Davis, Ted (2013â€“2014). Reading the Book of Nature. The Faith of A Great Scientist: Robert Boyleâ€™s Religious Life, Attitudes, and Vocation (blog series). Biologos blog.Â http://biologos.org/blogs/ted-davis-reading-the-book-of-nature/series/the-faith-of-a-great-scientist-robert-boyles-religious-life-attitudes-and-vocation
Mars Hill Audio (1999).Â Tacit Knowledge, Truthful Knowing: The Life and Thought of Michael PolanyiÂ (audio recording): https://marshillaudio.org/catalog/tacit-knowing-truthful-knowing.
Pascal, Blaise (1958) . Translated by F. W. Trotter.Â PensÃ©es.Â Christian Classics Ethereal Library. AvailableÂ online here:Â http://www.ccel.org/ccel/pascal/pensees.html
Pennock, Robert T. â€œThe Scientific Virtues Project.â€ Website: https://www.msu.edu/~svp/
RamÃ³n y Cajal, Santiago (1999) .Â Advice for a Young Investigator. Translated by Neely Swanson and Larry W. Swanson. Cambridge:Â MIT Press. Available online here:Â http://bbs.sciencenet.cn/upload/blog/file/2010/10/2010101216310315728.pdf
Stark, Rodney (2003). For the Glory of God. Princeton: Princeton University Press.
Boyle’s apparatus for compressing air: Figure 1. Mecurial gauge Figure 3. Apparatus for compressing air Figure 4. A wind-gun. This file comes from Wellcome Images, a website operated by Wellcome Trust, a global charitable foundation based in the United Kingdom. Refer to Wellcome blog post (archive).Â Via Wikimedia Commons under a Creative Commons license.
About the author:

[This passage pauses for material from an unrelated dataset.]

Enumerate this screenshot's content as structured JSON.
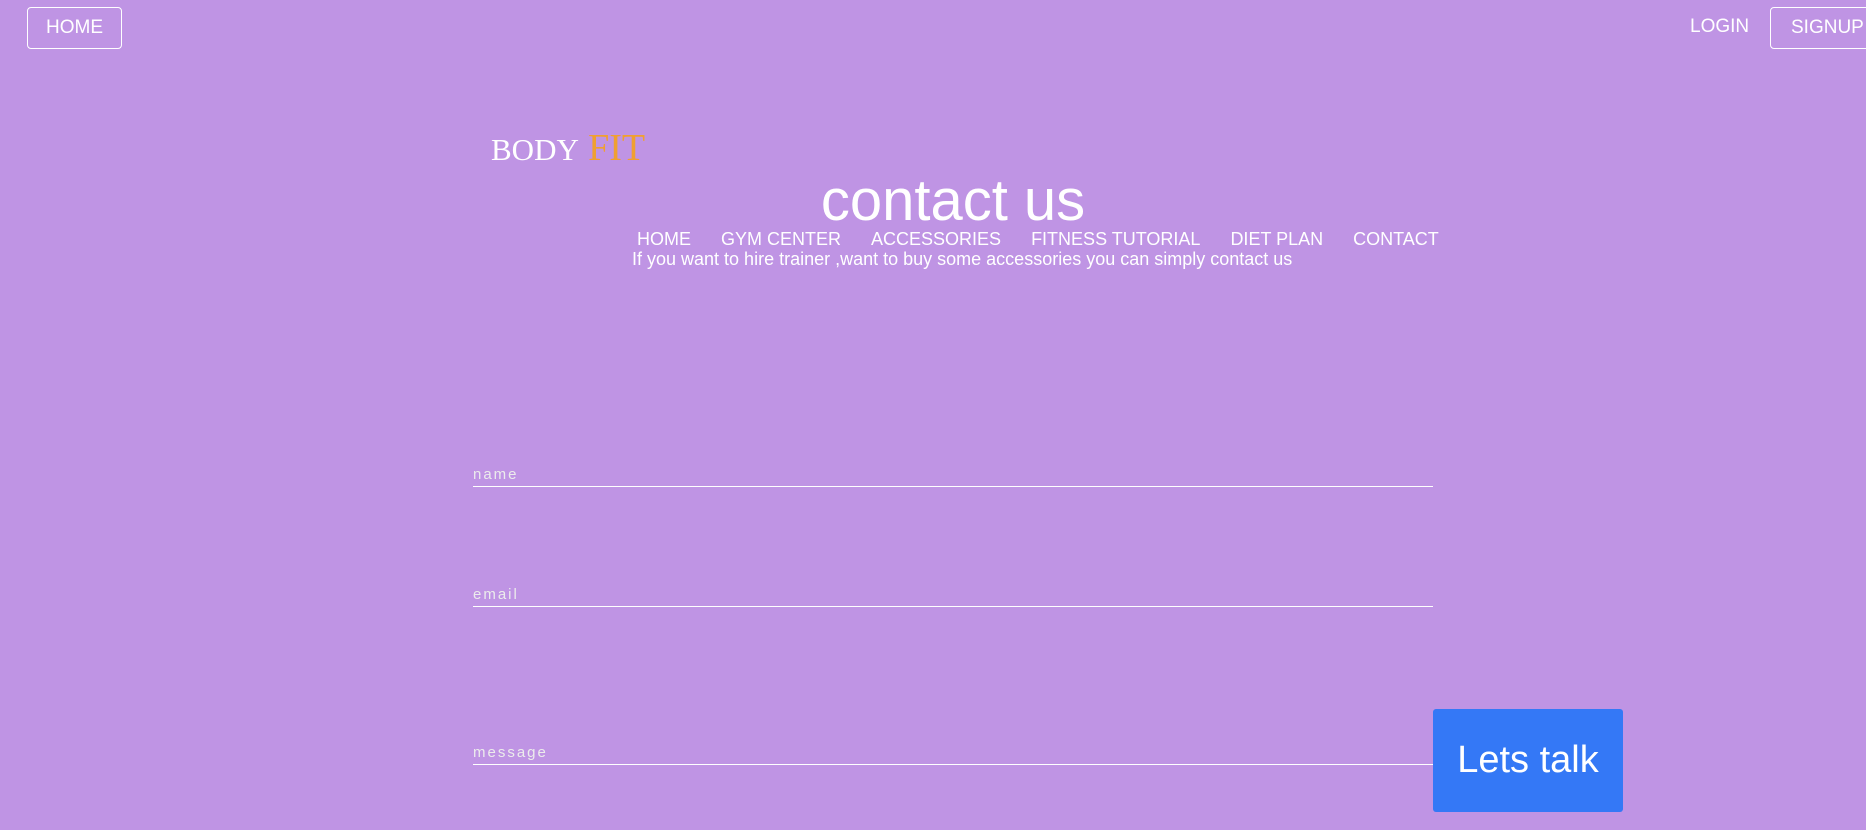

A physician scientist, Dr. S. Joshua Swamidass is a professor of Laboratory and Genomic at Washington University in Saint Louis (http://swami.wustl.edu/). He obtained his PhD in Information and Computer Sciences and an MD from UC Irvine in 2009. Currently, he runs a scientific research group focused on designing computational solutions to key problems in drug development, biology, and medicine. He also advises and speaks for groups working to understand how to better integrate faith and science. This includes work over the last several years at churches and campus ministries (with Cru, Veritas, Intervarsity and Urbana). More recently, he serves with the AAAS as an advisor to the Science for Seminaries Program at Concordia Seminary in Saint Louis (http://www.scienceforseminaries.org/). Just this last December, he spoke at Urbana 15 about following Jesus in graduate school (https://blog.emergingscholars.org/2015/12/why-should-a-missional-student-ever-consider-gradschool/). Through this work, his message is that nothing in science diminishes the power, relevance, and importance of the Gospel. Nothing in science diminishes Jesus.